 $$\frac {ber \left( T2 \right)}{ber \left( T1 \right)} = e^{ \left( { \beta ^ \gamma \left( { \left( {T2-\delta} \right) ^\gamma – \left( {T1-\delta} \right) ^\gamma } \right) }\right)}$$ Eqn. 4

### Time to Failure Acceleration Behavior

The Arrhenius model computes a ratio of times to failure at different temperatures, and the failure criterion for SSDs is a particular bit error rate. As stated before, the Arrhenius acceleration factor can’t depend on the bit error rate chosen.

Eqn. 4 can be inverted when reading at a constant rate, allow us to compute an acceleration factor.

 $$a_f = \left( \frac {ber \left( T2 \right)}{ber \left( T1 \right)} \right)^{\frac{1}{\left(k+g\right)}} = \left( e^{ \left( { \beta ^ \gamma \left( { \left( {T2-\delta} \right) ^\gamma – \left( {T1-\delta} \right) ^\gamma } \right) }\right)} \right)^{\frac{1}{\left(k+g\right)}}$$ Eqn. 5

So, the acceleration faction isn’t Arrhenius at all.

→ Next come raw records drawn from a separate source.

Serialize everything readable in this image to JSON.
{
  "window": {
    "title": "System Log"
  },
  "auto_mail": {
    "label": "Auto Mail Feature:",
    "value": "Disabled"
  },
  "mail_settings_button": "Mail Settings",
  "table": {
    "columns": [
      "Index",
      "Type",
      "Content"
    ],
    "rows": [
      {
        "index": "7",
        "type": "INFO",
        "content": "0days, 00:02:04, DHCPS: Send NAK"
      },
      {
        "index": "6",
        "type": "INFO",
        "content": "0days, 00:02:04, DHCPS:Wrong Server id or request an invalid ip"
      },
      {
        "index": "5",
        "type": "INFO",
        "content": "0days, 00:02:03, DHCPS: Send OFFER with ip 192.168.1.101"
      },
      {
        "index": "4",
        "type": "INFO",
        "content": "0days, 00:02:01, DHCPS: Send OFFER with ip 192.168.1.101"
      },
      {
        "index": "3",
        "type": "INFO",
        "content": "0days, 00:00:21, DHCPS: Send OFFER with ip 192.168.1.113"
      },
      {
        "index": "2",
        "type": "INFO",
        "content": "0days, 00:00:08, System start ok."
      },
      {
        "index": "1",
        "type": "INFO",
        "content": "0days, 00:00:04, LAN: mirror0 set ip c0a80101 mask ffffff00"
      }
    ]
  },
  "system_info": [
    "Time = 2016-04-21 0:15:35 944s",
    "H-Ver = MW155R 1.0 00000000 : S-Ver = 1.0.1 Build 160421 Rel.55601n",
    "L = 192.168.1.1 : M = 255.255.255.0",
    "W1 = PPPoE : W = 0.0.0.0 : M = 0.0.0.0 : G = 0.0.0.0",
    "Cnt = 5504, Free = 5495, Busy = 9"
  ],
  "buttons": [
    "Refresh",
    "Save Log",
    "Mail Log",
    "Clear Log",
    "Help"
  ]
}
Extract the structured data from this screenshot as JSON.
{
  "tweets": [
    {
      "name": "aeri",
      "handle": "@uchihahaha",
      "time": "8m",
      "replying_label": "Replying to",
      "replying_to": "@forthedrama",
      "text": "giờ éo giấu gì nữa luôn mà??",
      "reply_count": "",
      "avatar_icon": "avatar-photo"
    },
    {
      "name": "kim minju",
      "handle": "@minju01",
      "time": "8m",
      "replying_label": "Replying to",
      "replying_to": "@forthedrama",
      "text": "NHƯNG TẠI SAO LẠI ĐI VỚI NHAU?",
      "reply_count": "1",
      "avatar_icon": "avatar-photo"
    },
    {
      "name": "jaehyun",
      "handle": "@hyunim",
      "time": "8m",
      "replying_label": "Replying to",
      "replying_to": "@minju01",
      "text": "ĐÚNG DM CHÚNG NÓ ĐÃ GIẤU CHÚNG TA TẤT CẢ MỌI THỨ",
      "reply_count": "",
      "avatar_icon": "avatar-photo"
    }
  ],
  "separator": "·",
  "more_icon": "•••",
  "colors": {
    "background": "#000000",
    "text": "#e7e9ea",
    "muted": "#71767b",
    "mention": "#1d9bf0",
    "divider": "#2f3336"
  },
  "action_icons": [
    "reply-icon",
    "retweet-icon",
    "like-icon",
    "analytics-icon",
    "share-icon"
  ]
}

Now, just to finally put this to rest, let’s plot the time to failure ratios and compare with the expected Arrhenius 1.1eV model. (By now you should be expecting the outcome…) Fig. 9 Time to ber = 1e-4 ratio vs temperature. The x axis the temperature in C. The y axis is the ratio of the time to reach a ber of 1e-4 at 3,000 PE cycles.

Figure 9 above plots the ratio of time to a 1e-4 bit error rate vs. temperature, with a 100C reference temperature. Again, the values around 100C cluster around 1. The model fit here still uses the parameters derived from figure 7 — I haven’t refit the data. Again, the fit is remarkable, and seems to indicate that the model is robust (if not physically understood).

The purple dashed line shows the Arrhenius 1.1eV acceleration factor ratio, which is 1 at 100,C, and is rapidly incorrect at lower temperatures.

The Blue dashed line is the “best” Arrhenius fit to the data, which has an 0.58eV effective activation energy. However, it is what I call a broken watch fit — it is correct only at 2 points! So it isn’t a match to the data either.